··· DATA EXTRACTS
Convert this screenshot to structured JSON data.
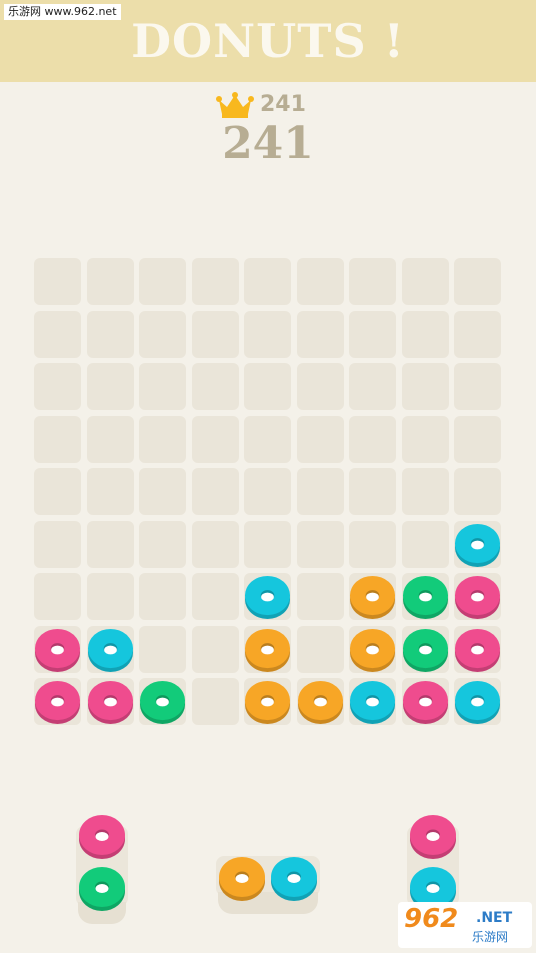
{
  "watermark": "乐游网 www.962.net",
  "title": "DONUTS !",
  "best_score": "241",
  "score": "241",
  "colors": {
    "pink": "#ef4c8e",
    "blue": "#15c6dd",
    "orange": "#f7a626",
    "green": "#12cb7a"
  },
  "grid": {
    "rows": [
      [
        null,
        null,
        null,
        null,
        null,
        null,
        null,
        null,
        null
      ],
      [
        null,
        null,
        null,
        null,
        null,
        null,
        null,
        null,
        null
      ],
      [
        null,
        null,
        null,
        null,
        null,
        null,
        null,
        null,
        null
      ],
      [
        null,
        null,
        null,
        null,
        null,
        null,
        null,
        null,
        null
      ],
      [
        null,
        null,
        null,
        null,
        null,
        null,
        null,
        null,
        null
      ],
      [
        null,
        null,
        null,
        null,
        null,
        null,
        null,
        null,
        "blue"
      ],
      [
        null,
        null,
        null,
        null,
        "blue",
        null,
        "orange",
        "green",
        "pink"
      ],
      [
        "pink",
        "blue",
        null,
        null,
        "orange",
        null,
        "orange",
        "green",
        "pink"
      ],
      [
        "pink",
        "pink",
        "green",
        null,
        "orange",
        "orange",
        "blue",
        "pink",
        "blue"
      ]
    ]
  },
  "pieces": [
    {
      "orientation": "vertical",
      "donuts": [
        "pink",
        "green"
      ]
    },
    {
      "orientation": "horizontal",
      "donuts": [
        "orange",
        "blue"
      ]
    },
    {
      "orientation": "vertical",
      "donuts": [
        "pink",
        "blue"
      ]
    }
  ],
  "logo": {
    "number": "962",
    "suffix": ".NET",
    "text": "乐游网"
  }
}
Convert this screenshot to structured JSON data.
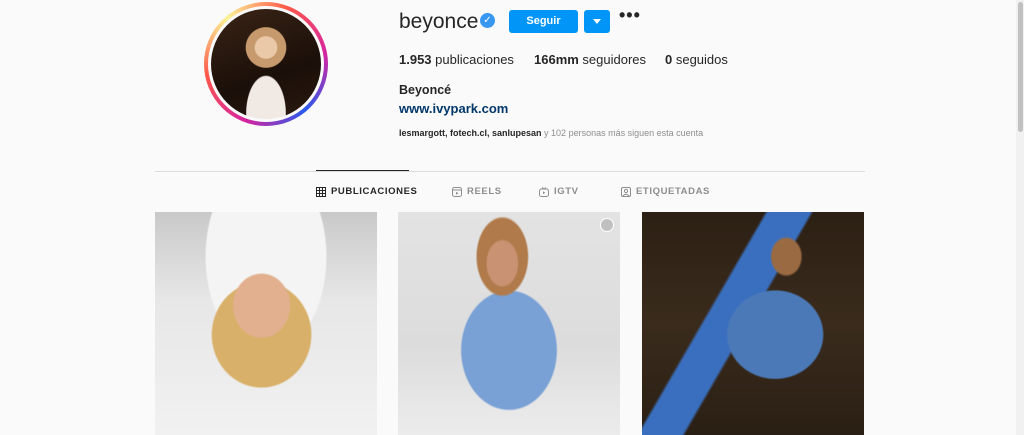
{
  "profile": {
    "username": "beyonce",
    "verified_symbol": "✓",
    "follow_label": "Seguir",
    "more_symbol": "•••",
    "full_name": "Beyoncé",
    "website": "www.ivypark.com",
    "followed_by_names": "lesmargott, fotech.cl, sanlupesan",
    "followed_by_rest": " y 102 personas más siguen esta cuenta"
  },
  "stats": {
    "posts_count": "1.953",
    "posts_label": " publicaciones",
    "followers_count": "166mm",
    "followers_label": " seguidores",
    "following_count": "0",
    "following_label": " seguidos"
  },
  "tabs": [
    {
      "label": "PUBLICACIONES",
      "icon": "grid-icon",
      "active": true
    },
    {
      "label": "REELS",
      "icon": "reels-icon",
      "active": false
    },
    {
      "label": "IGTV",
      "icon": "igtv-icon",
      "active": false
    },
    {
      "label": "ETIQUETADAS",
      "icon": "tagged-icon",
      "active": false
    }
  ],
  "posts": [
    {
      "type": "photo"
    },
    {
      "type": "reel"
    },
    {
      "type": "photo"
    }
  ],
  "colors": {
    "accent": "#0095f6",
    "verified": "#3897f0",
    "link": "#00376b",
    "muted": "#8e8e8e"
  }
}
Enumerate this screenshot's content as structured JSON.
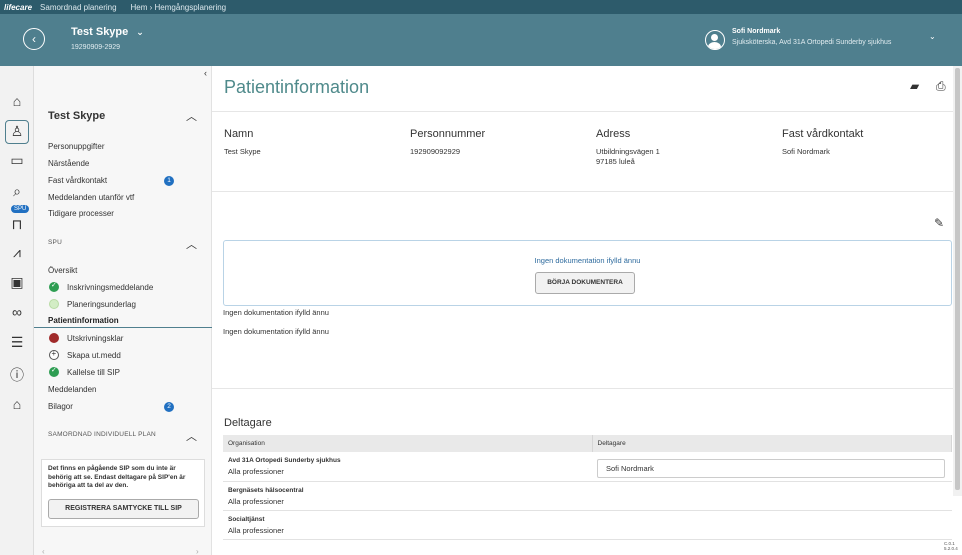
{
  "topbar": {
    "logo": "lifecare",
    "app": "Samordnad planering",
    "breadcrumb": "Hem › Hemgångsplanering"
  },
  "patient": {
    "name": "Test Skype",
    "pnr": "19290909-2929"
  },
  "user": {
    "name": "Sofi Nordmark",
    "role": "Sjuksköterska, Avd 31A Ortopedi Sunderby sjukhus"
  },
  "rail": {
    "spu_badge": "SPU"
  },
  "nav": {
    "collapse_glyph": "‹",
    "patient_section": "Test Skype",
    "patient_items": [
      {
        "label": "Personuppgifter"
      },
      {
        "label": "Närstående"
      },
      {
        "label": "Fast vårdkontakt",
        "badge": "1"
      },
      {
        "label": "Meddelanden utanför vtf"
      },
      {
        "label": "Tidigare processer"
      }
    ],
    "spu_section": "SPU",
    "spu_items": [
      {
        "label": "Översikt"
      },
      {
        "label": "Inskrivningsmeddelande",
        "status": "done"
      },
      {
        "label": "Planeringsunderlag",
        "status": "pending"
      },
      {
        "label": "Patientinformation",
        "active": true
      },
      {
        "label": "Utskrivningsklar",
        "status": "red"
      },
      {
        "label": "Skapa ut.medd",
        "status": "plus"
      },
      {
        "label": "Kallelse till SIP",
        "status": "done"
      },
      {
        "label": "Meddelanden"
      },
      {
        "label": "Bilagor",
        "badge": "2"
      }
    ],
    "sip_section": "SAMORDNAD INDIVIDUELL PLAN",
    "sip_text": "Det finns en pågående SIP som du inte är behörig att se. Endast deltagare på SIP'en är behöriga att ta del av den.",
    "sip_button": "REGISTRERA SAMTYCKE TILL SIP"
  },
  "main": {
    "title": "Patientinformation",
    "columns": [
      {
        "header": "Namn",
        "value": "Test Skype"
      },
      {
        "header": "Personnummer",
        "value": "192909092929"
      },
      {
        "header": "Adress",
        "value": "Utbildningsvägen 1\n97185 luleå"
      },
      {
        "header": "Fast vårdkontakt",
        "value": "Sofi Nordmark"
      }
    ],
    "doc_message": "Ingen dokumentation ifylld ännu",
    "doc_button": "BÖRJA DOKUMENTERA",
    "nodoc_1": "Ingen dokumentation ifylld ännu",
    "nodoc_2": "Ingen dokumentation ifylld ännu",
    "participants_title": "Deltagare",
    "table": {
      "headers": [
        "Organisation",
        "Deltagare"
      ],
      "rows": [
        {
          "org": "Avd 31A Ortopedi Sunderby sjukhus",
          "prof": "Alla professioner",
          "participant": "Sofi Nordmark"
        },
        {
          "org": "Bergnäsets hälsocentral",
          "prof": "Alla professioner",
          "participant": ""
        },
        {
          "org": "Socialtjänst",
          "prof": "Alla professioner",
          "participant": ""
        }
      ]
    }
  },
  "version": "C.0.1\n5.2.0.4"
}
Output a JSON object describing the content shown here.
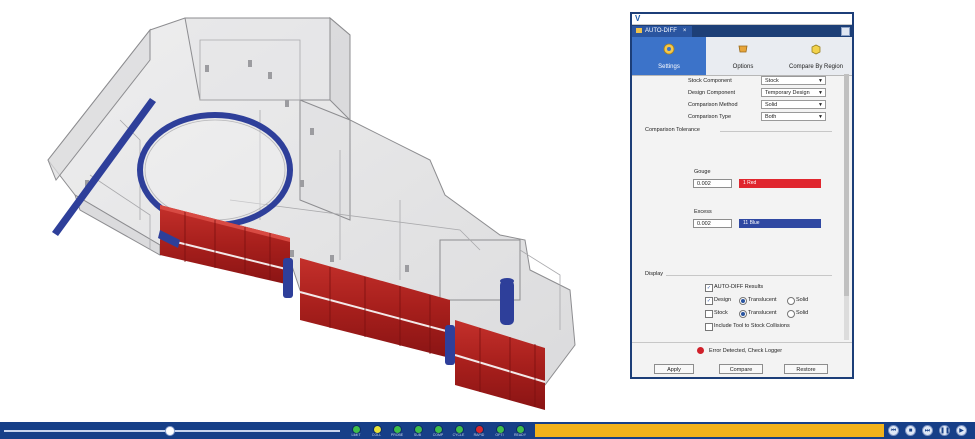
{
  "panel": {
    "app_logo": "V",
    "tab_title": "AUTO-DIFF",
    "tab_close": "×",
    "pages": [
      {
        "label": "Settings",
        "icon": "gear-icon",
        "active": true
      },
      {
        "label": "Options",
        "icon": "options-icon",
        "active": false
      },
      {
        "label": "Compare By Region",
        "icon": "box-region-icon",
        "active": false
      }
    ],
    "fields": [
      {
        "label": "Stock Component",
        "value": "Stock"
      },
      {
        "label": "Design Component",
        "value": "Temporary Design"
      },
      {
        "label": "Comparison Method",
        "value": "Solid"
      },
      {
        "label": "Comparison Type",
        "value": "Both"
      }
    ],
    "tolerance": {
      "title": "Comparison Tolerance",
      "gouge_label": "Gouge",
      "gouge_value": "0.002",
      "gouge_color_label": "1 Red",
      "gouge_color": "#e0262e",
      "excess_label": "Excess",
      "excess_value": "0.002",
      "excess_color_label": "11 Blue",
      "excess_color": "#2f48a2"
    },
    "display": {
      "title": "Display",
      "auto_diff_results": "AUTO-DIFF Results",
      "design_label": "Design",
      "stock_label": "Stock",
      "translucent_label": "Translucent",
      "solid_label": "Solid",
      "include_label": "Include Tool to Stock Collisions"
    },
    "error_text": "Error Detected, Check Logger",
    "error_color": "#d0202a",
    "buttons": {
      "apply": "Apply",
      "compare": "Compare",
      "restore": "Restore"
    }
  },
  "status_bar": {
    "lights": [
      {
        "label": "LIMIT",
        "color": "#3ebd4b"
      },
      {
        "label": "COLL",
        "color": "#e6e23b"
      },
      {
        "label": "PROBE",
        "color": "#3ebd4b"
      },
      {
        "label": "SUB",
        "color": "#3ebd4b"
      },
      {
        "label": "COMP",
        "color": "#3ebd4b"
      },
      {
        "label": "CYCLE",
        "color": "#3ebd4b"
      },
      {
        "label": "RAPID",
        "color": "#d9272e"
      },
      {
        "label": "OPTI",
        "color": "#3ebd4b"
      },
      {
        "label": "READY",
        "color": "#3ebd4b"
      }
    ],
    "progress": 1.0,
    "slider_position": 0.49,
    "accent": "#163f88",
    "progress_color": "#f2b21b",
    "controls": [
      "rewind-icon",
      "stop-icon",
      "step-icon",
      "pause-icon",
      "play-icon"
    ],
    "control_glyphs": [
      "⏮",
      "■",
      "⏭",
      "❚❚",
      "▶"
    ]
  },
  "viewport": {
    "gouge_color": "#b3211e",
    "excess_color": "#2e3f9a"
  }
}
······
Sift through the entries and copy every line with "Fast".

# TASK SOLUTION:
        "label": "Fast vårdkontakt",
        "header": "Fast vårdkontakt",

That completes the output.